+++ EXTRACTED INFORMATION +++
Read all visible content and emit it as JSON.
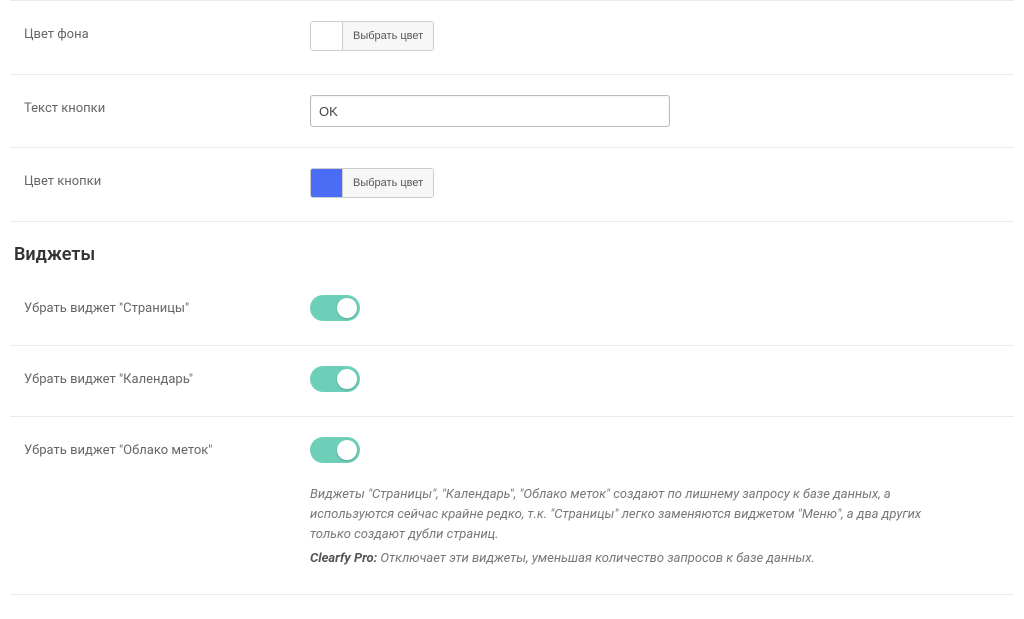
{
  "colors": {
    "accent": "#68d4c1",
    "swatch_bg": "#ffffff",
    "swatch_button": "#4b6df5"
  },
  "fields": {
    "bg_color": {
      "label": "Цвет фона",
      "button": "Выбрать цвет"
    },
    "button_text": {
      "label": "Текст кнопки",
      "value": "OK"
    },
    "button_color": {
      "label": "Цвет кнопки",
      "button": "Выбрать цвет"
    }
  },
  "section": {
    "title": "Виджеты"
  },
  "toggles": [
    {
      "label": "Убрать виджет \"Страницы\"",
      "on": true
    },
    {
      "label": "Убрать виджет \"Календарь\"",
      "on": true
    },
    {
      "label": "Убрать виджет \"Облако меток\"",
      "on": true
    }
  ],
  "description": {
    "p1": "Виджеты \"Страницы\", \"Календарь\", \"Облако меток\" создают по лишнему запросу к базе данных, а используются сейчас крайне редко, т.к. \"Страницы\" легко заменяются виджетом \"Меню\", а два других только создают дубли страниц.",
    "bold": "Clearfy Pro:",
    "p2_rest": " Отключает эти виджеты, уменьшая количество запросов к базе данных."
  }
}
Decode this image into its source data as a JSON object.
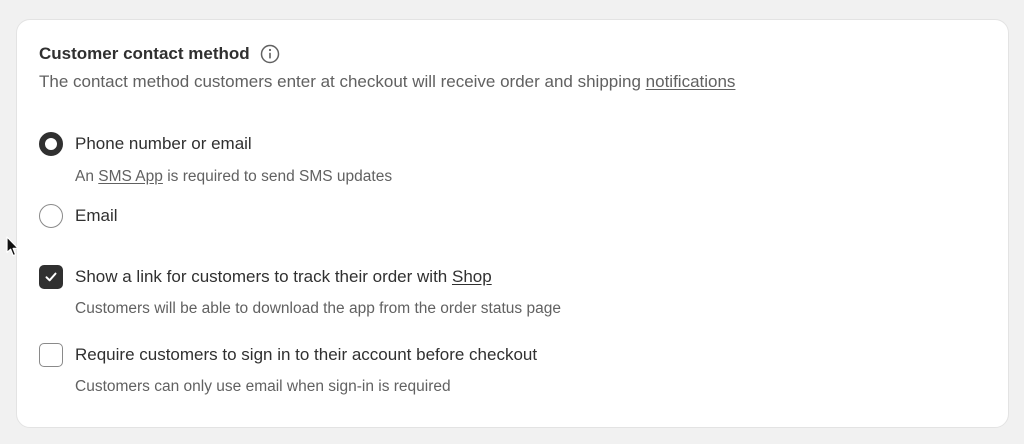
{
  "section": {
    "title": "Customer contact method",
    "info_icon": "info-icon",
    "description_prefix": "The contact method customers enter at checkout will receive order and shipping ",
    "description_link": "notifications"
  },
  "contact_options": [
    {
      "label": "Phone number or email",
      "selected": true,
      "help_prefix": "An ",
      "help_link": "SMS App",
      "help_suffix": " is required to send SMS updates"
    },
    {
      "label": "Email",
      "selected": false
    }
  ],
  "checkboxes": [
    {
      "label_prefix": "Show a link for customers to track their order with ",
      "label_link": "Shop",
      "checked": true,
      "help": "Customers will be able to download the app from the order status page"
    },
    {
      "label": "Require customers to sign in to their account before checkout",
      "checked": false,
      "help": "Customers can only use email when sign-in is required"
    }
  ],
  "colors": {
    "page_background": "#f1f1f1",
    "card_background": "#ffffff",
    "text_primary": "#303030",
    "text_secondary": "#616161"
  }
}
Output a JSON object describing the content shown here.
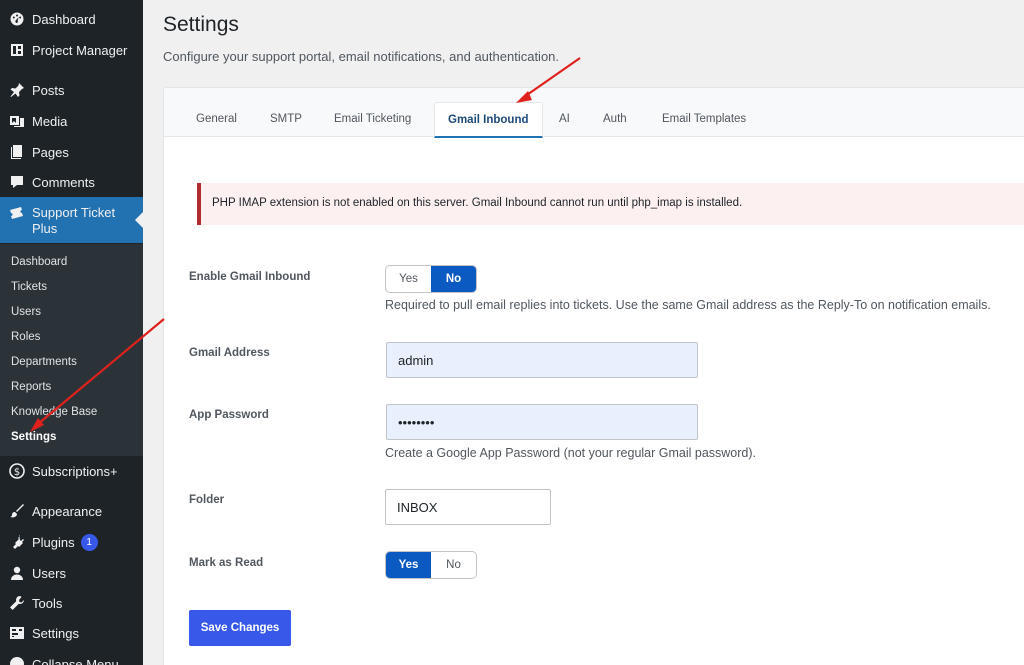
{
  "sidebar": {
    "items": [
      {
        "label": "Dashboard",
        "icon": "dashboard-icon"
      },
      {
        "label": "Project Manager",
        "icon": "project-icon"
      },
      {
        "label": "Posts",
        "icon": "pin-icon"
      },
      {
        "label": "Media",
        "icon": "media-icon"
      },
      {
        "label": "Pages",
        "icon": "pages-icon"
      },
      {
        "label": "Comments",
        "icon": "comment-icon"
      },
      {
        "label": "Support Ticket Plus",
        "icon": "ticket-icon"
      },
      {
        "label": "Subscriptions+",
        "icon": "dollar-icon"
      },
      {
        "label": "Appearance",
        "icon": "brush-icon"
      },
      {
        "label": "Plugins",
        "icon": "plug-icon",
        "badge": "1"
      },
      {
        "label": "Users",
        "icon": "user-icon"
      },
      {
        "label": "Tools",
        "icon": "wrench-icon"
      },
      {
        "label": "Settings",
        "icon": "settings-icon"
      },
      {
        "label": "Collapse Menu",
        "icon": "collapse-icon"
      }
    ],
    "submenu": [
      "Dashboard",
      "Tickets",
      "Users",
      "Roles",
      "Departments",
      "Reports",
      "Knowledge Base",
      "Settings"
    ]
  },
  "header": {
    "title": "Settings",
    "subtitle": "Configure your support portal, email notifications, and authentication."
  },
  "tabs": [
    "General",
    "SMTP",
    "Email Ticketing",
    "Gmail Inbound",
    "AI",
    "Auth",
    "Email Templates"
  ],
  "notice": "PHP IMAP extension is not enabled on this server. Gmail Inbound cannot run until php_imap is installed.",
  "form": {
    "enable": {
      "label": "Enable Gmail Inbound",
      "yes": "Yes",
      "no": "No",
      "help": "Required to pull email replies into tickets. Use the same Gmail address as the Reply-To on notification emails."
    },
    "gmail": {
      "label": "Gmail Address",
      "value": "admin"
    },
    "password": {
      "label": "App Password",
      "value": "password",
      "help": "Create a Google App Password (not your regular Gmail password)."
    },
    "folder": {
      "label": "Folder",
      "value": "INBOX"
    },
    "mark_read": {
      "label": "Mark as Read",
      "yes": "Yes",
      "no": "No"
    },
    "save": "Save Changes"
  },
  "colors": {
    "accent": "#2271b1",
    "toggle_on": "#0a5ac2",
    "save": "#3858e9",
    "error": "#b32d2e",
    "annotation": "#e0201b"
  }
}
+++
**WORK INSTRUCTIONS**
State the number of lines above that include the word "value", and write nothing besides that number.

**TASK SOLUTION**
4